With rusted AK-47 rifles slung across their backs, the emaciated, barefoot pirates cruise the vast waters off the coast of Puntland, Somalia, into the Gulf of Aden in decayed motorboats, like sharks hunting their next meal.
These small bands have captivated the world's recent headlines and news cycles, with at least 79 attacks on boats in the past year, collecting an estimated $150 million in ransom money.
Today there's joy and anticipation for the family of cargo ship captain Richard Phillips. He's headed home to Vermont after being held hostage for five days by the Somali pirates.
These men, some teenagers, have managed to hold the world's most powerful navies at bay in a sophisticated operation far surpassing the outward, antique appearance of their tools.
They have also made one of the most essential shipping lanes in the region arguably the most dangerous route of passage on Earth.
Little is known about the pirates of Somalia, except that any ship worth a ransom seems to be fair game. In November, pirates hijacked the Saudi-owned Sirius Star, a super tanker three times the size of an aircraft carrier. They attacked the relatively small French luxury yacht, Le Ponant, with a crew of 30, last April. The pirates hold more than 280 sailors captive on an esitmated 15 ships. One thing is certain, as seen this past week with the hijacking of the Maersk Alabama, these pirates aren't intimidated by a naval battle cruiser, and their actions can lead to deadly consequences.
To try to understand who these pirates are, why they started, and what motivates them, Finnish documentarian John Hakalax, along with cameraman Jussi Arhimaki, gained unprecedented access into the war and poverty-ravaged Somalia. With limited ability to get into the country, Arhimaki traveled alone deep into the dragon's den, to meet these pirates face to face.
"I made this documentary because I'm interested in people," Hakalax said in an interview with ABC News. "When I heard we had the possibility to do a documentary on the pirates of Somalia, I was curious what kind of people they are."
With the protection of a childhood friend and guide, a Finnish-Somalian with family connections to the pirates, and guarded daily by a small army of hired guns, Arhimaki was well aware of the danger involved.
"You have to have proper security, otherwise you will be in the back of a truck quite fast." Arhimaki said. "You really don't want to go anywhere without proper protection."

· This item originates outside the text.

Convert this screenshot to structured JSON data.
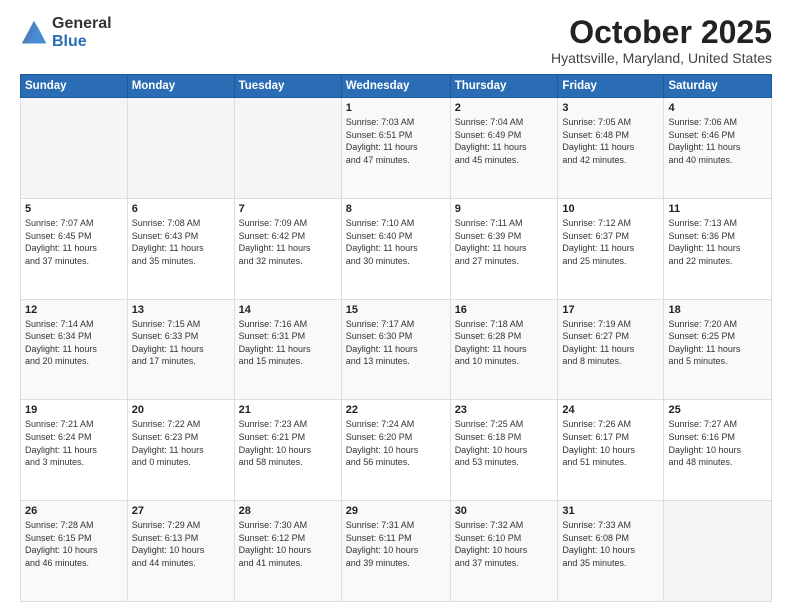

In a country where white men with expensive cameras symbolize money, Arhimaki traveled through the Puntland region with an especially big target on his back. The danger was not only the pirates he was going to meet, but the warlords, gun runners and even the military manning checkpoints on the roads.
"At the checkpoints, you never really knew, are these honest soldiers? Or is somebody else paying them, or are you their payday? There's always the constant threat to get shot at," he said. "You can hear gunfire going off daily."
Even his friend was approached at times with a scary request.
"I was probably the only white guy for hundreds and hundreds of kilometers," Arhimaki said. "People were all the time asking my friend, 'Can you keep that white guy for us? We want to kidnap him.' In a poor country, I'm referred to as money."